Several people are involved in the process, but it begins with one person signing off on a design for the part to be made. This is the “die cast mold engineer.” They make decisions about everything from complexity to wall thicknesses and draft angles. They talk with customers – OEMs, often – who specify size requirements, materials, and weights. Sometimes they will also consider how many pieces can be cast per mold or even environmental concerns. Once that’s decided upon, they put together drawings to guide toolmakers through building molds.
Toolmakers themselves could be considered next in line as they build these steel molds, which consist of two halves male and female) fitted together to form the cavity, which will eventually contain molten metal.
This is when production engineers take over, overseeing the entire process from start to finish. They check in with different teams manufacturing die-cast molds, ensuring the tools are built correctly and within specifications. Sometimes they will test prototypes of tooling or parts themselves. Generally, they work with both suppliers and end-users to ensure that everyone understands how all the pieces fit together (and what problems mean for getting the final product out on time).
What’s more important is that they oversee the flow of parts through the facility – watching every step involving molds, dies, molten metals, and finished products – making sure nothing slows down the overall process.
Alongside them is quality control checking each part for defects using X-ray fluorescence, ultrasound, and other non-destructive testing techniques.
The quality team also oversees how molds are made in line with engineering specs through the injection-molded tool. Molds are tested multiple times before moving to die cast production. When they’re done, it’s time for another person to take over – metallurgists who work closely with engineers during the development of automotive die casting company alloys or powders. They focus on making parts within specifications and may help with issues once production begins (like problems with the metal flow).
Overseeing that process is a dedicated quality control team. This is where things get interesting since alloy chemistry is crucial to getting good results, good enough to meet and hopefully exceed customers’ expectations. The slightest variation can mean disaster for a part – too much magnesium could make it brittle, not enough lead would make it weak. Rare Earth Metals also play an increasingly important role as automakers look for lightweight components without sacrificing performance or even safety concerns. At the end of this chain is one person who keeps track of every part from start to finish – flow process engineers. Their job is to ensure that suppliers and assembly plants know where parts are at all times and how to get them moving towards the final destination.
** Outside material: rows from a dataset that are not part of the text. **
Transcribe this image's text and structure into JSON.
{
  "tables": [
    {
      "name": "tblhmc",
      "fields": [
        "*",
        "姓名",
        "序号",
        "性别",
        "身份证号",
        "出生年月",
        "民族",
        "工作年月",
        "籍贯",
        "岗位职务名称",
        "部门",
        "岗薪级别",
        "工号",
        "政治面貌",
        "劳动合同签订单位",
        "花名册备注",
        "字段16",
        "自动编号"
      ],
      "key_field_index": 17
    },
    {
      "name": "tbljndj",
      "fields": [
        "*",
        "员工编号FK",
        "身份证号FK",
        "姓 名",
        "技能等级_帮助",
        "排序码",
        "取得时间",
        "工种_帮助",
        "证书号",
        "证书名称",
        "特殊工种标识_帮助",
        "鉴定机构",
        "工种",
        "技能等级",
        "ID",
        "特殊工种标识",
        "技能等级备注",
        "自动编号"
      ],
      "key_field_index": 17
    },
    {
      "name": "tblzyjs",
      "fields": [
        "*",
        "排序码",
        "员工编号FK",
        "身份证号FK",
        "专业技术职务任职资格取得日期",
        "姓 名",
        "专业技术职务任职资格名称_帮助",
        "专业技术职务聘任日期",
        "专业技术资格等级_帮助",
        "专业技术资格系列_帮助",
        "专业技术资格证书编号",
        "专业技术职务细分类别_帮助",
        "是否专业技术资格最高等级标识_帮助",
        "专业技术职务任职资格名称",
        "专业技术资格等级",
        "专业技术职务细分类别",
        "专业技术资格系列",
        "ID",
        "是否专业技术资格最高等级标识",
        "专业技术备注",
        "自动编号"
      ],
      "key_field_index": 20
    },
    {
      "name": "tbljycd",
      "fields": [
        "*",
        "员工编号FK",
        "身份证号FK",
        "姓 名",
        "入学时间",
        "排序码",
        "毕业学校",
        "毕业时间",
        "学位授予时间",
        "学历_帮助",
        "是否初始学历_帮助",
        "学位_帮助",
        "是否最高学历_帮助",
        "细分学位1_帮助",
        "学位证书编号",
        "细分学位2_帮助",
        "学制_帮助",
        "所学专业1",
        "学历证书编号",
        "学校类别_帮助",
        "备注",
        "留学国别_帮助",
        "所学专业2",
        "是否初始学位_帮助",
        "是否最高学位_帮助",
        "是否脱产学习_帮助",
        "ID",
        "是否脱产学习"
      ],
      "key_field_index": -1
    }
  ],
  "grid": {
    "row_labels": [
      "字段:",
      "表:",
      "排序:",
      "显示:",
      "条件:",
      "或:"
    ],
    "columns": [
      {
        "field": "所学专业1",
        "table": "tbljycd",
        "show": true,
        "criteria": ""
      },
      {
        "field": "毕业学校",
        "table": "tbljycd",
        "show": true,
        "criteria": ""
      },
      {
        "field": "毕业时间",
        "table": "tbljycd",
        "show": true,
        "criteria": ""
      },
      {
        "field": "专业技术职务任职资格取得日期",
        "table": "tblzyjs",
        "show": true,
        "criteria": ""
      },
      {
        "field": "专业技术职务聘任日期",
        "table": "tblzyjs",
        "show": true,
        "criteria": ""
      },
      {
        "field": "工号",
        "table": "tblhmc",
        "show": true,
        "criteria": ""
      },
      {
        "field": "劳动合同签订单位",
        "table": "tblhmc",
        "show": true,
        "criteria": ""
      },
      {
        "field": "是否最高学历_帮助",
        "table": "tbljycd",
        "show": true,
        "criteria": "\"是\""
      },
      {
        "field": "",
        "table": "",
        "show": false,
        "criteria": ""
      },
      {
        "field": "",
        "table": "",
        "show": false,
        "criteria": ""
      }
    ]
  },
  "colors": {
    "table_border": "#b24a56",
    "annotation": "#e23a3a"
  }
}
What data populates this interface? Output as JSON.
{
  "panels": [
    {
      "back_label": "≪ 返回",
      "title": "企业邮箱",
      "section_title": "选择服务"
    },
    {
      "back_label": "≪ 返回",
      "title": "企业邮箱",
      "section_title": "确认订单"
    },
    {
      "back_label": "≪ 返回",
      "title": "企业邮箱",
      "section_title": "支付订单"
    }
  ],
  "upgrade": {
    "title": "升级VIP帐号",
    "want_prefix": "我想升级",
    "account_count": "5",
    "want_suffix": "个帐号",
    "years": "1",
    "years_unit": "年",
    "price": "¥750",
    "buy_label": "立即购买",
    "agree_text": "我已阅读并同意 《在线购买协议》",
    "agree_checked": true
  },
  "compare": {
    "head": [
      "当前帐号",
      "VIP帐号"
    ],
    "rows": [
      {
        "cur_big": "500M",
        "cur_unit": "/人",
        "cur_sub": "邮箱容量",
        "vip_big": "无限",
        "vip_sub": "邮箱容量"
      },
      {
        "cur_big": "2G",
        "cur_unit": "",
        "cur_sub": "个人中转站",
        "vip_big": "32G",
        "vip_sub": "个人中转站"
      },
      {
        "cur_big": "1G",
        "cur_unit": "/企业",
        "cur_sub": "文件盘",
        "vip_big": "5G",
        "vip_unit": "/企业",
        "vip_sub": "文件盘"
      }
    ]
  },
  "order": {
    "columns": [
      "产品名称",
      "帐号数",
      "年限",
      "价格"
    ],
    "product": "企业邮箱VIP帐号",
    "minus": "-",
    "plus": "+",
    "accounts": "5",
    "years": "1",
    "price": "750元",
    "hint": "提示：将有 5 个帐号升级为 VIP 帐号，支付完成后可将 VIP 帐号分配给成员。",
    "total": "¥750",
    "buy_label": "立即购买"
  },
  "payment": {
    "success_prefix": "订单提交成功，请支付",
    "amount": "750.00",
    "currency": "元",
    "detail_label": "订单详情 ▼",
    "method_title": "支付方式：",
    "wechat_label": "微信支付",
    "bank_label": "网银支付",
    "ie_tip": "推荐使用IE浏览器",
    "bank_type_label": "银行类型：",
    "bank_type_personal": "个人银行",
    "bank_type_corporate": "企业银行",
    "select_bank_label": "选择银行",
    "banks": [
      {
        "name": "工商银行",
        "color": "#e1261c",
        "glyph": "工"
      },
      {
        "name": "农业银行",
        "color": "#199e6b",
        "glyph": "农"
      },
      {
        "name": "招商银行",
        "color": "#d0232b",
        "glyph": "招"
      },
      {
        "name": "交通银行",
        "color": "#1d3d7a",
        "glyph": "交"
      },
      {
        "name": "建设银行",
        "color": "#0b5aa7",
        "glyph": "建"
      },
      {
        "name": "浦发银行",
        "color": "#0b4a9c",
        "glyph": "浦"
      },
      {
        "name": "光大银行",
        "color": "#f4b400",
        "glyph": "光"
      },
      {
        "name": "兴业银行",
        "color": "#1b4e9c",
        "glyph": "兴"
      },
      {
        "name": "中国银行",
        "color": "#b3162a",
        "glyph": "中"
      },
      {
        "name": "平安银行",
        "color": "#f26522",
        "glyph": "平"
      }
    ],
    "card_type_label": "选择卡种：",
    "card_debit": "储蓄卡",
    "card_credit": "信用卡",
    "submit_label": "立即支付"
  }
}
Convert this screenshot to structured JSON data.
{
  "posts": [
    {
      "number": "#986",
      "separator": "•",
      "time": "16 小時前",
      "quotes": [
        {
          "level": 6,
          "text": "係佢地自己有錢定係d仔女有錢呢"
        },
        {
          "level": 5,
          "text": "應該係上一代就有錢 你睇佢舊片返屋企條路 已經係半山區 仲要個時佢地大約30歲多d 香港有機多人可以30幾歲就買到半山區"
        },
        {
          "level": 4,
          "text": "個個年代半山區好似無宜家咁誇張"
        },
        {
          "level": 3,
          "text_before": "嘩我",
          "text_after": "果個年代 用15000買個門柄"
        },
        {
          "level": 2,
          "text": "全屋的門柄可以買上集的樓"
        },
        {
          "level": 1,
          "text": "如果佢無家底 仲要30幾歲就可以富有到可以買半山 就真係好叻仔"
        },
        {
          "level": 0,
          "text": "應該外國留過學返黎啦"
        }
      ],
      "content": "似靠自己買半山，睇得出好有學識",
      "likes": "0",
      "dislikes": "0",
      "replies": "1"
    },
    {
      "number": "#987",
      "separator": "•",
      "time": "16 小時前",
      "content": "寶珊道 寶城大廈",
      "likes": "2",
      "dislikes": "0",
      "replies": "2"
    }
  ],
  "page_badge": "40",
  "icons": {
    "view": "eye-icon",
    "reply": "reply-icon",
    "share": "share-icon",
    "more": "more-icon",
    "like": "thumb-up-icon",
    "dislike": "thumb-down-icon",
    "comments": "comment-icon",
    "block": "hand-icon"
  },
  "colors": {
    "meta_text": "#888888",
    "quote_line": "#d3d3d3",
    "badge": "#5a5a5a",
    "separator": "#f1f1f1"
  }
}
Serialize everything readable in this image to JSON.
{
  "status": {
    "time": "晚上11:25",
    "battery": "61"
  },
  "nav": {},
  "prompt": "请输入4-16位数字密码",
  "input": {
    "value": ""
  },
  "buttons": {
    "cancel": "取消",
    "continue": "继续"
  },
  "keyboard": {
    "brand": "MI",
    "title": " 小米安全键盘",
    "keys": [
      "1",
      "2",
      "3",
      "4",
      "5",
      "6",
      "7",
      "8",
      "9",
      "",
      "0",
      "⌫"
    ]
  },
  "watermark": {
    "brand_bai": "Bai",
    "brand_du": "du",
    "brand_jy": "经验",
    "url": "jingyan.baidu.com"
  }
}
These might seem like many people involved in producing a single die-cast. Still, other critical players are beyond those listed here, including testers, mold setters, machinists, inspectors, operators, and the like. And since die-cast parts are usually not one-offs but rather made in batches (sometimes numbering hundreds of thousands), these individuals will come together to form an entire staff dedicated to pushing out tens of thousands of pieces at a time. For more information, visit the automotive die casting company.